**Required work:** Your reply should contain the whole listing below, repeated exactly, and no images.

**Stored data:**
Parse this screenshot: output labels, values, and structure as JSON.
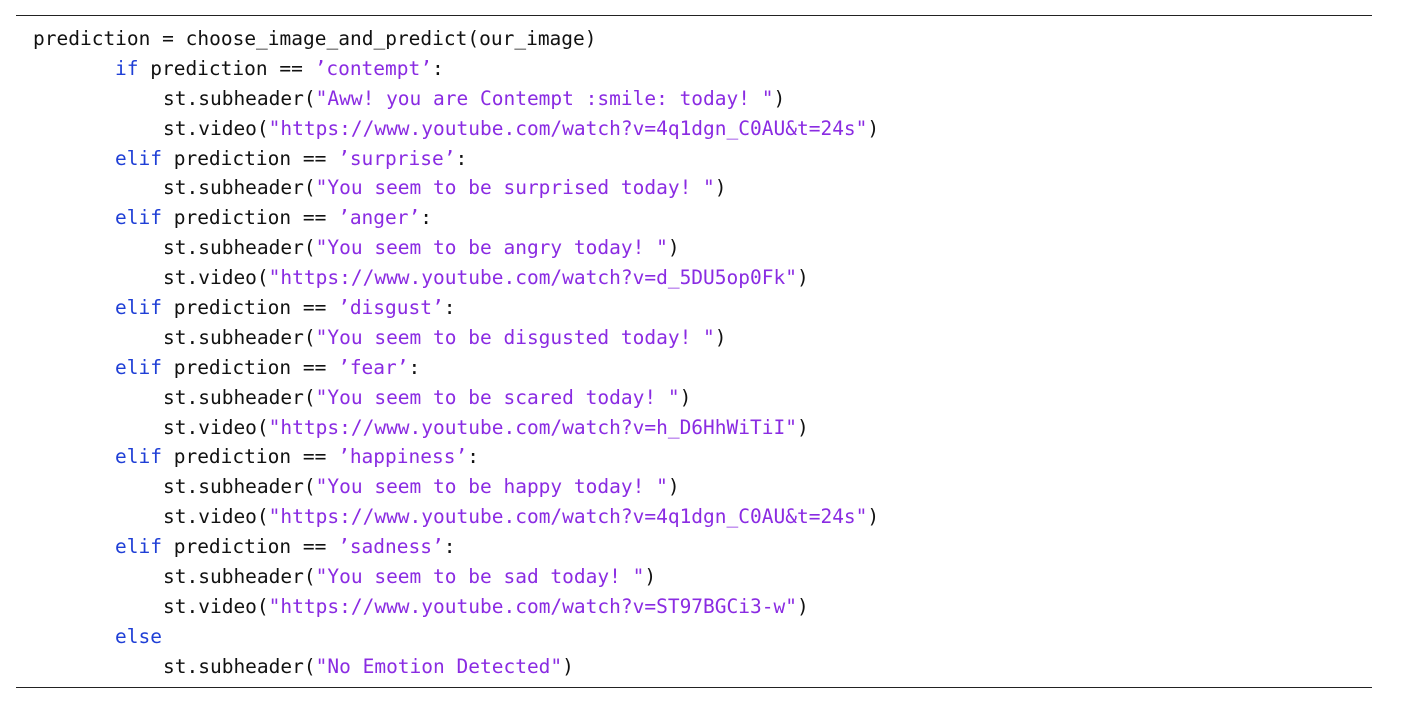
{
  "colors": {
    "keyword": "#1f3fd6",
    "string": "#8a2be2",
    "text": "#111111",
    "rule": "#222222"
  },
  "lines": [
    {
      "indent": 0,
      "tokens": [
        {
          "t": "text",
          "v": "prediction = choose_image_and_predict(our_image)"
        }
      ]
    },
    {
      "indent": 1,
      "tokens": [
        {
          "t": "kw",
          "v": "if"
        },
        {
          "t": "text",
          "v": " prediction == "
        },
        {
          "t": "str",
          "v": "’contempt’"
        },
        {
          "t": "text",
          "v": ":"
        }
      ]
    },
    {
      "indent": 2,
      "tokens": [
        {
          "t": "text",
          "v": "st.subheader("
        },
        {
          "t": "str",
          "v": "\"Aww! you are Contempt :smile: today! \""
        },
        {
          "t": "text",
          "v": ")"
        }
      ]
    },
    {
      "indent": 2,
      "tokens": [
        {
          "t": "text",
          "v": "st.video("
        },
        {
          "t": "str",
          "v": "\"https://www.youtube.com/watch?v=4q1dgn_C0AU&t=24s\""
        },
        {
          "t": "text",
          "v": ")"
        }
      ]
    },
    {
      "indent": 1,
      "tokens": [
        {
          "t": "kw",
          "v": "elif"
        },
        {
          "t": "text",
          "v": " prediction == "
        },
        {
          "t": "str",
          "v": "’surprise’"
        },
        {
          "t": "text",
          "v": ":"
        }
      ]
    },
    {
      "indent": 2,
      "tokens": [
        {
          "t": "text",
          "v": "st.subheader("
        },
        {
          "t": "str",
          "v": "\"You seem to be surprised today! \""
        },
        {
          "t": "text",
          "v": ")"
        }
      ]
    },
    {
      "indent": 1,
      "tokens": [
        {
          "t": "kw",
          "v": "elif"
        },
        {
          "t": "text",
          "v": " prediction == "
        },
        {
          "t": "str",
          "v": "’anger’"
        },
        {
          "t": "text",
          "v": ":"
        }
      ]
    },
    {
      "indent": 2,
      "tokens": [
        {
          "t": "text",
          "v": "st.subheader("
        },
        {
          "t": "str",
          "v": "\"You seem to be angry today! \""
        },
        {
          "t": "text",
          "v": ")"
        }
      ]
    },
    {
      "indent": 2,
      "tokens": [
        {
          "t": "text",
          "v": "st.video("
        },
        {
          "t": "str",
          "v": "\"https://www.youtube.com/watch?v=d_5DU5op0Fk\""
        },
        {
          "t": "text",
          "v": ")"
        }
      ]
    },
    {
      "indent": 1,
      "tokens": [
        {
          "t": "kw",
          "v": "elif"
        },
        {
          "t": "text",
          "v": " prediction == "
        },
        {
          "t": "str",
          "v": "’disgust’"
        },
        {
          "t": "text",
          "v": ":"
        }
      ]
    },
    {
      "indent": 2,
      "tokens": [
        {
          "t": "text",
          "v": "st.subheader("
        },
        {
          "t": "str",
          "v": "\"You seem to be disgusted today! \""
        },
        {
          "t": "text",
          "v": ")"
        }
      ]
    },
    {
      "indent": 1,
      "tokens": [
        {
          "t": "kw",
          "v": "elif"
        },
        {
          "t": "text",
          "v": " prediction == "
        },
        {
          "t": "str",
          "v": "’fear’"
        },
        {
          "t": "text",
          "v": ":"
        }
      ]
    },
    {
      "indent": 2,
      "tokens": [
        {
          "t": "text",
          "v": "st.subheader("
        },
        {
          "t": "str",
          "v": "\"You seem to be scared today! \""
        },
        {
          "t": "text",
          "v": ")"
        }
      ]
    },
    {
      "indent": 2,
      "tokens": [
        {
          "t": "text",
          "v": "st.video("
        },
        {
          "t": "str",
          "v": "\"https://www.youtube.com/watch?v=h_D6HhWiTiI\""
        },
        {
          "t": "text",
          "v": ")"
        }
      ]
    },
    {
      "indent": 1,
      "tokens": [
        {
          "t": "kw",
          "v": "elif"
        },
        {
          "t": "text",
          "v": " prediction == "
        },
        {
          "t": "str",
          "v": "’happiness’"
        },
        {
          "t": "text",
          "v": ":"
        }
      ]
    },
    {
      "indent": 2,
      "tokens": [
        {
          "t": "text",
          "v": "st.subheader("
        },
        {
          "t": "str",
          "v": "\"You seem to be happy today! \""
        },
        {
          "t": "text",
          "v": ")"
        }
      ]
    },
    {
      "indent": 2,
      "tokens": [
        {
          "t": "text",
          "v": "st.video("
        },
        {
          "t": "str",
          "v": "\"https://www.youtube.com/watch?v=4q1dgn_C0AU&t=24s\""
        },
        {
          "t": "text",
          "v": ")"
        }
      ]
    },
    {
      "indent": 1,
      "tokens": [
        {
          "t": "kw",
          "v": "elif"
        },
        {
          "t": "text",
          "v": " prediction == "
        },
        {
          "t": "str",
          "v": "’sadness’"
        },
        {
          "t": "text",
          "v": ":"
        }
      ]
    },
    {
      "indent": 2,
      "tokens": [
        {
          "t": "text",
          "v": "st.subheader("
        },
        {
          "t": "str",
          "v": "\"You seem to be sad today! \""
        },
        {
          "t": "text",
          "v": ")"
        }
      ]
    },
    {
      "indent": 2,
      "tokens": [
        {
          "t": "text",
          "v": "st.video("
        },
        {
          "t": "str",
          "v": "\"https://www.youtube.com/watch?v=ST97BGCi3-w\""
        },
        {
          "t": "text",
          "v": ")"
        }
      ]
    },
    {
      "indent": 1,
      "tokens": [
        {
          "t": "kw",
          "v": "else"
        }
      ]
    },
    {
      "indent": 2,
      "tokens": [
        {
          "t": "text",
          "v": "st.subheader("
        },
        {
          "t": "str",
          "v": "\"No Emotion Detected\""
        },
        {
          "t": "text",
          "v": ")"
        }
      ]
    }
  ]
}
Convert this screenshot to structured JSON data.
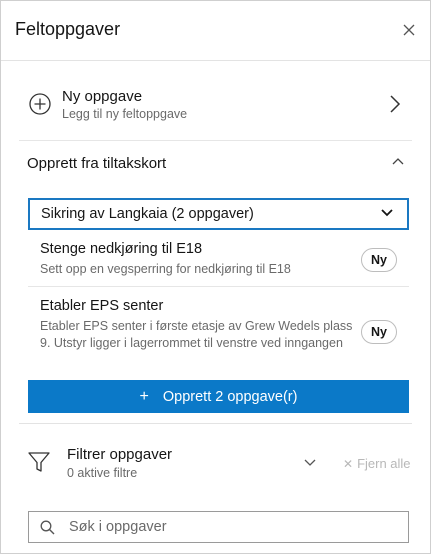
{
  "header": {
    "title": "Feltoppgaver"
  },
  "new_task": {
    "title": "Ny oppgave",
    "subtitle": "Legg til ny feltoppgave"
  },
  "section": {
    "title": "Opprett fra tiltakskort"
  },
  "dropdown": {
    "selected": "Sikring av Langkaia (2 oppgaver)"
  },
  "tasks": [
    {
      "title": "Stenge nedkjøring til E18",
      "description": "Sett opp en vegsperring for nedkjøring til E18",
      "badge": "Ny"
    },
    {
      "title": "Etabler EPS senter",
      "description": "Etabler EPS senter i første etasje av Grew Wedels plass 9. Utstyr ligger i lagerrommet til venstre ved inngangen",
      "badge": "Ny"
    }
  ],
  "create_button": {
    "label": "Opprett 2 oppgave(r)"
  },
  "filter": {
    "title": "Filtrer oppgaver",
    "subtitle": "0 aktive filtre",
    "clear_label": "Fjern alle"
  },
  "search": {
    "placeholder": "Søk i oppgaver"
  },
  "colors": {
    "accent": "#0b79c8",
    "focus_border": "#1a78c2"
  },
  "icons": [
    "close-icon",
    "plus-circle-icon",
    "chevron-right-icon",
    "chevron-up-icon",
    "chevron-down-icon",
    "plus-icon",
    "filter-icon",
    "x-icon",
    "search-icon"
  ]
}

**Task solution:**
Parse this screenshot: output labels, values, and structure as JSON.
{
  "colors": {
    "keyword": "#1f3fd6",
    "string": "#8a2be2",
    "text": "#111111",
    "rule": "#222222"
  },
  "lines": [
    {
      "indent": 0,
      "tokens": [
        {
          "t": "text",
          "v": "prediction = choose_image_and_predict(our_image)"
        }
      ]
    },
    {
      "indent": 1,
      "tokens": [
        {
          "t": "kw",
          "v": "if"
        },
        {
          "t": "text",
          "v": " prediction == "
        },
        {
          "t": "str",
          "v": "’contempt’"
        },
        {
          "t": "text",
          "v": ":"
        }
      ]
    },
    {
      "indent": 2,
      "tokens": [
        {
          "t": "text",
          "v": "st.subheader("
        },
        {
          "t": "str",
          "v": "\"Aww! you are Contempt :smile: today! \""
        },
        {
          "t": "text",
          "v": ")"
        }
      ]
    },
    {
      "indent": 2,
      "tokens": [
        {
          "t": "text",
          "v": "st.video("
        },
        {
          "t": "str",
          "v": "\"https://www.youtube.com/watch?v=4q1dgn_C0AU&t=24s\""
        },
        {
          "t": "text",
          "v": ")"
        }
      ]
    },
    {
      "indent": 1,
      "tokens": [
        {
          "t": "kw",
          "v": "elif"
        },
        {
          "t": "text",
          "v": " prediction == "
        },
        {
          "t": "str",
          "v": "’surprise’"
        },
        {
          "t": "text",
          "v": ":"
        }
      ]
    },
    {
      "indent": 2,
      "tokens": [
        {
          "t": "text",
          "v": "st.subheader("
        },
        {
          "t": "str",
          "v": "\"You seem to be surprised today! \""
        },
        {
          "t": "text",
          "v": ")"
        }
      ]
    },
    {
      "indent": 1,
      "tokens": [
        {
          "t": "kw",
          "v": "elif"
        },
        {
          "t": "text",
          "v": " prediction == "
        },
        {
          "t": "str",
          "v": "’anger’"
        },
        {
          "t": "text",
          "v": ":"
        }
      ]
    },
    {
      "indent": 2,
      "tokens": [
        {
          "t": "text",
          "v": "st.subheader("
        },
        {
          "t": "str",
          "v": "\"You seem to be angry today! \""
        },
        {
          "t": "text",
          "v": ")"
        }
      ]
    },
    {
      "indent": 2,
      "tokens": [
        {
          "t": "text",
          "v": "st.video("
        },
        {
          "t": "str",
          "v": "\"https://www.youtube.com/watch?v=d_5DU5op0Fk\""
        },
        {
          "t": "text",
          "v": ")"
        }
      ]
    },
    {
      "indent": 1,
      "tokens": [
        {
          "t": "kw",
          "v": "elif"
        },
        {
          "t": "text",
          "v": " prediction == "
        },
        {
          "t": "str",
          "v": "’disgust’"
        },
        {
          "t": "text",
          "v": ":"
        }
      ]
    },
    {
      "indent": 2,
      "tokens": [
        {
          "t": "text",
          "v": "st.subheader("
        },
        {
          "t": "str",
          "v": "\"You seem to be disgusted today! \""
        },
        {
          "t": "text",
          "v": ")"
        }
      ]
    },
    {
      "indent": 1,
      "tokens": [
        {
          "t": "kw",
          "v": "elif"
        },
        {
          "t": "text",
          "v": " prediction == "
        },
        {
          "t": "str",
          "v": "’fear’"
        },
        {
          "t": "text",
          "v": ":"
        }
      ]
    },
    {
      "indent": 2,
      "tokens": [
        {
          "t": "text",
          "v": "st.subheader("
        },
        {
          "t": "str",
          "v": "\"You seem to be scared today! \""
        },
        {
          "t": "text",
          "v": ")"
        }
      ]
    },
    {
      "indent": 2,
      "tokens": [
        {
          "t": "text",
          "v": "st.video("
        },
        {
          "t": "str",
          "v": "\"https://www.youtube.com/watch?v=h_D6HhWiTiI\""
        },
        {
          "t": "text",
          "v": ")"
        }
      ]
    },
    {
      "indent": 1,
      "tokens": [
        {
          "t": "kw",
          "v": "elif"
        },
        {
          "t": "text",
          "v": " prediction == "
        },
        {
          "t": "str",
          "v": "’happiness’"
        },
        {
          "t": "text",
          "v": ":"
        }
      ]
    },
    {
      "indent": 2,
      "tokens": [
        {
          "t": "text",
          "v": "st.subheader("
        },
        {
          "t": "str",
          "v": "\"You seem to be happy today! \""
        },
        {
          "t": "text",
          "v": ")"
        }
      ]
    },
    {
      "indent": 2,
      "tokens": [
        {
          "t": "text",
          "v": "st.video("
        },
        {
          "t": "str",
          "v": "\"https://www.youtube.com/watch?v=4q1dgn_C0AU&t=24s\""
        },
        {
          "t": "text",
          "v": ")"
        }
      ]
    },
    {
      "indent": 1,
      "tokens": [
        {
          "t": "kw",
          "v": "elif"
        },
        {
          "t": "text",
          "v": " prediction == "
        },
        {
          "t": "str",
          "v": "’sadness’"
        },
        {
          "t": "text",
          "v": ":"
        }
      ]
    },
    {
      "indent": 2,
      "tokens": [
        {
          "t": "text",
          "v": "st.subheader("
        },
        {
          "t": "str",
          "v": "\"You seem to be sad today! \""
        },
        {
          "t": "text",
          "v": ")"
        }
      ]
    },
    {
      "indent": 2,
      "tokens": [
        {
          "t": "text",
          "v": "st.video("
        },
        {
          "t": "str",
          "v": "\"https://www.youtube.com/watch?v=ST97BGCi3-w\""
        },
        {
          "t": "text",
          "v": ")"
        }
      ]
    },
    {
      "indent": 1,
      "tokens": [
        {
          "t": "kw",
          "v": "else"
        }
      ]
    },
    {
      "indent": 2,
      "tokens": [
        {
          "t": "text",
          "v": "st.subheader("
        },
        {
          "t": "str",
          "v": "\"No Emotion Detected\""
        },
        {
          "t": "text",
          "v": ")"
        }
      ]
    }
  ]
}
Convert this screenshot to structured JSON data.
{
  "header": {
    "title": "Feltoppgaver"
  },
  "new_task": {
    "title": "Ny oppgave",
    "subtitle": "Legg til ny feltoppgave"
  },
  "section": {
    "title": "Opprett fra tiltakskort"
  },
  "dropdown": {
    "selected": "Sikring av Langkaia (2 oppgaver)"
  },
  "tasks": [
    {
      "title": "Stenge nedkjøring til E18",
      "description": "Sett opp en vegsperring for nedkjøring til E18",
      "badge": "Ny"
    },
    {
      "title": "Etabler EPS senter",
      "description": "Etabler EPS senter i første etasje av Grew Wedels plass 9. Utstyr ligger i lagerrommet til venstre ved inngangen",
      "badge": "Ny"
    }
  ],
  "create_button": {
    "label": "Opprett 2 oppgave(r)"
  },
  "filter": {
    "title": "Filtrer oppgaver",
    "subtitle": "0 aktive filtre",
    "clear_label": "Fjern alle"
  },
  "search": {
    "placeholder": "Søk i oppgaver"
  },
  "colors": {
    "accent": "#0b79c8",
    "focus_border": "#1a78c2"
  },
  "icons": [
    "close-icon",
    "plus-circle-icon",
    "chevron-right-icon",
    "chevron-up-icon",
    "chevron-down-icon",
    "plus-icon",
    "filter-icon",
    "x-icon",
    "search-icon"
  ]
}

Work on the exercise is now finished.